Citing PatentFiling datePublication dateApplicantTitle
US20090104896 *Oct 21, 2008Apr 23, 2009Jacek WaksmundzkiUniversal service code for reservations
US20090315115 *Jun 23, 2008Dec 24, 2009Chartered Semiconductor Manufacturing, Ltd.Implantation for shallow trench isolation (STI) formation and for stress for transistor performance enhancement
US20100298199 *Mar 29, 2007Nov 25, 2010Kao CorporationSoftening Detergent Composition
Classifications
U.S. Classification438/423, 257/E21.248, 438/404, 438/766
International ClassificationH01L21/76
Cooperative ClassificationH01L21/76267
European ClassificationH01L21/762D20A
Legal Events
DateCodeEventDescription
Feb 25, 2005ASAssignment
Owner name: EPSON RESEARCH AND DEVELOPMENT, INC., CALIFORNIA
Free format text: ASSIGNMENT OF ASSIGNORS INTEREST;ASSIGNOR:HARGROVE, MICHAEL;REEL/FRAME:016339/0300

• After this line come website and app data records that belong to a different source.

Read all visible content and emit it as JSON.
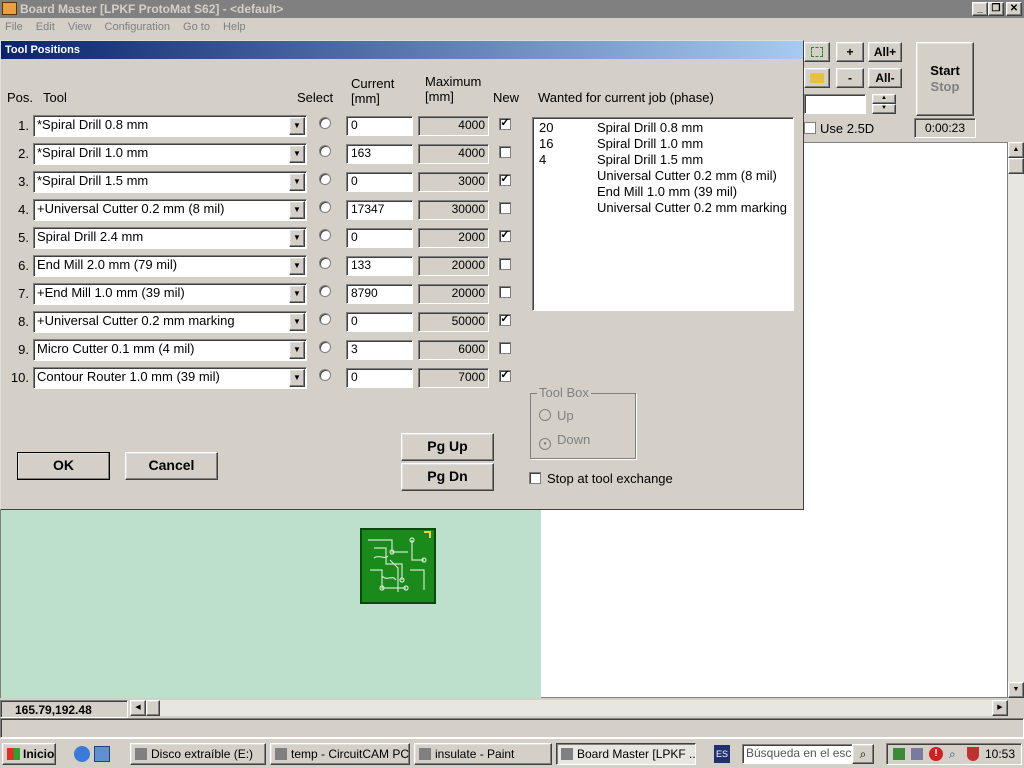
{
  "app": {
    "title": "Board Master [LPKF ProtoMat S62]  - <default>",
    "menu": [
      "File",
      "Edit",
      "View",
      "Configuration",
      "Go to",
      "Help"
    ]
  },
  "toolbar": {
    "plus": "+",
    "all_plus": "All+",
    "minus": "-",
    "all_minus": "All-",
    "start": "Start",
    "stop": "Stop",
    "use_label": "Use 2.5D",
    "timer": "0:00:23"
  },
  "dialog": {
    "title": "Tool Positions",
    "headers": {
      "pos": "Pos.",
      "tool": "Tool",
      "select": "Select",
      "current": "Current\n[mm]",
      "current_line1": "Current",
      "current_line2": "[mm]",
      "maximum_line1": "Maximum",
      "maximum_line2": "[mm]",
      "new": "New",
      "wanted": "Wanted for current job (phase)"
    },
    "rows": [
      {
        "pos": "1.",
        "tool": "*Spiral Drill 0.8 mm",
        "current": "0",
        "maximum": "4000",
        "new": true
      },
      {
        "pos": "2.",
        "tool": "*Spiral Drill 1.0 mm",
        "current": "163",
        "maximum": "4000",
        "new": false
      },
      {
        "pos": "3.",
        "tool": "*Spiral Drill 1.5 mm",
        "current": "0",
        "maximum": "3000",
        "new": true
      },
      {
        "pos": "4.",
        "tool": "+Universal Cutter 0.2 mm (8 mil)",
        "current": "17347",
        "maximum": "30000",
        "new": false
      },
      {
        "pos": "5.",
        "tool": "Spiral Drill 2.4 mm",
        "current": "0",
        "maximum": "2000",
        "new": true
      },
      {
        "pos": "6.",
        "tool": "End Mill 2.0 mm (79 mil)",
        "current": "133",
        "maximum": "20000",
        "new": false
      },
      {
        "pos": "7.",
        "tool": "+End Mill 1.0 mm (39 mil)",
        "current": "8790",
        "maximum": "20000",
        "new": false
      },
      {
        "pos": "8.",
        "tool": "+Universal Cutter 0.2 mm marking",
        "current": "0",
        "maximum": "50000",
        "new": true
      },
      {
        "pos": "9.",
        "tool": "Micro Cutter 0.1 mm (4 mil)",
        "current": "3",
        "maximum": "6000",
        "new": false
      },
      {
        "pos": "10.",
        "tool": "Contour Router 1.0 mm (39 mil)",
        "current": "0",
        "maximum": "7000",
        "new": true
      }
    ],
    "wanted": [
      {
        "qty": "20",
        "tool": "Spiral Drill 0.8 mm"
      },
      {
        "qty": "16",
        "tool": "Spiral Drill 1.0 mm"
      },
      {
        "qty": "4",
        "tool": "Spiral Drill 1.5 mm"
      },
      {
        "qty": "",
        "tool": "Universal Cutter 0.2 mm (8 mil)"
      },
      {
        "qty": "",
        "tool": "End Mill 1.0 mm (39 mil)"
      },
      {
        "qty": "",
        "tool": "Universal Cutter 0.2 mm marking"
      }
    ],
    "buttons": {
      "ok": "OK",
      "cancel": "Cancel",
      "pg_up": "Pg Up",
      "pg_dn": "Pg Dn"
    },
    "toolbox": {
      "legend": "Tool Box",
      "up": "Up",
      "down": "Down",
      "selected": "Down"
    },
    "stop_at_exchange": {
      "label": "Stop at tool exchange",
      "checked": false
    }
  },
  "status": {
    "coords": "165.79,192.48"
  },
  "taskbar": {
    "start": "Inicio",
    "tasks": [
      {
        "label": "Disco extraíble (E:)",
        "active": false
      },
      {
        "label": "temp - CircuitCAM PCB",
        "active": false
      },
      {
        "label": "insulate - Paint",
        "active": false
      },
      {
        "label": "Board Master [LPKF ...",
        "active": true
      }
    ],
    "lang": "ES",
    "search_placeholder": "Búsqueda en el escrit",
    "clock": "10:53"
  },
  "colors": {
    "dialog_title_start": "#0a246a",
    "dialog_title_end": "#a6caf0",
    "board": "#bde0cc",
    "pcb": "#1a8a1a"
  }
}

Effective date: 20050222
May 17, 2005ASAssignment
Owner name: SEIKO EPSON CORPORATION, JAPAN
Free format text: ASSIGNMENT OF ASSIGNORS INTEREST;ASSIGNOR:EPSON RESEARCH AND DEVELOPMENT, INC.;REEL/FRAME:016248/0251

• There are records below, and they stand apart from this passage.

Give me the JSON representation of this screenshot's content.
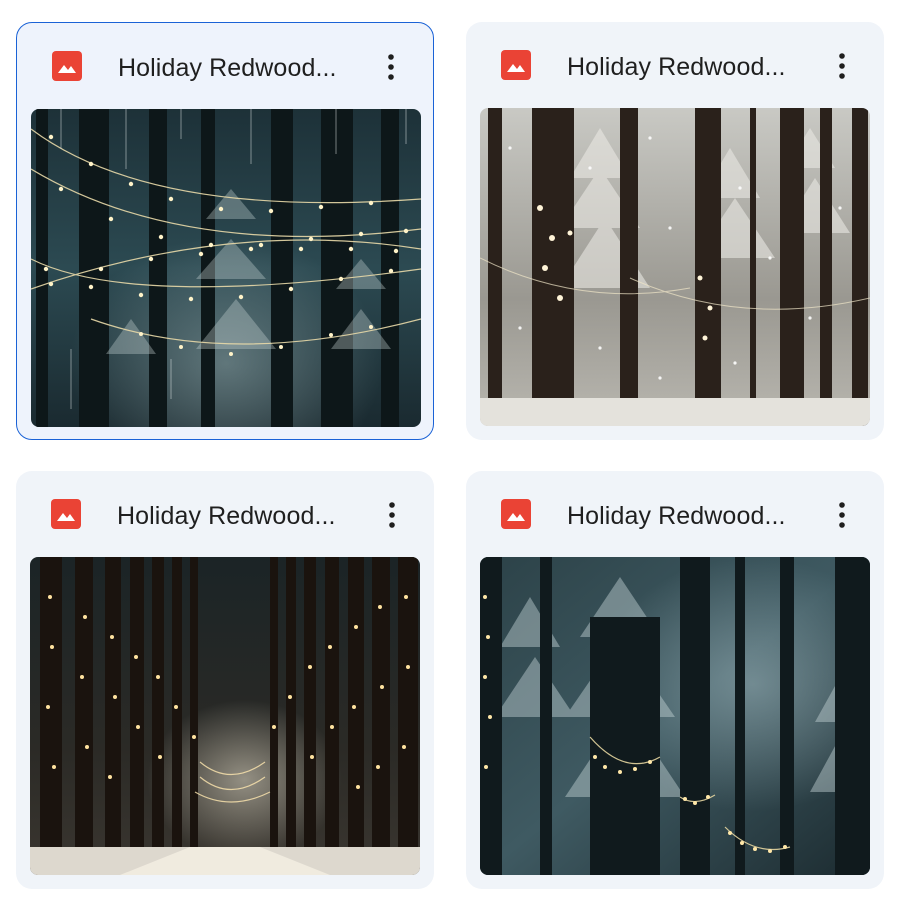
{
  "files": [
    {
      "title": "Holiday Redwood...",
      "selected": true,
      "icon": "image-file-icon",
      "thumbnail": "snowy-forest-string-lights-dark-teal"
    },
    {
      "title": "Holiday Redwood...",
      "selected": false,
      "icon": "image-file-icon",
      "thumbnail": "snowy-redwoods-white-mist-lights"
    },
    {
      "title": "Holiday Redwood...",
      "selected": false,
      "icon": "image-file-icon",
      "thumbnail": "redwood-avenue-fairy-lights-snow-path"
    },
    {
      "title": "Holiday Redwood...",
      "selected": false,
      "icon": "image-file-icon",
      "thumbnail": "snowy-forest-blue-dusk-lights"
    }
  ],
  "more_options_icon": "more-vert-icon",
  "colors": {
    "accent": "#1a62d6",
    "card_bg": "#f0f4f9",
    "image_icon": "#ea4335"
  }
}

Effective date: 20050516
Feb 24, 2009CCCertificate of correction
Nov 9, 2011FPAYFee payment
Year of fee payment: 4
Jan 22, 2016REMIMaintenance fee reminder mailed
Jun 10, 2016LAPSLapse for failure to pay maintenance fees
Aug 2, 2016FPExpired due to failure to pay maintenance fee
Effective date: 20160610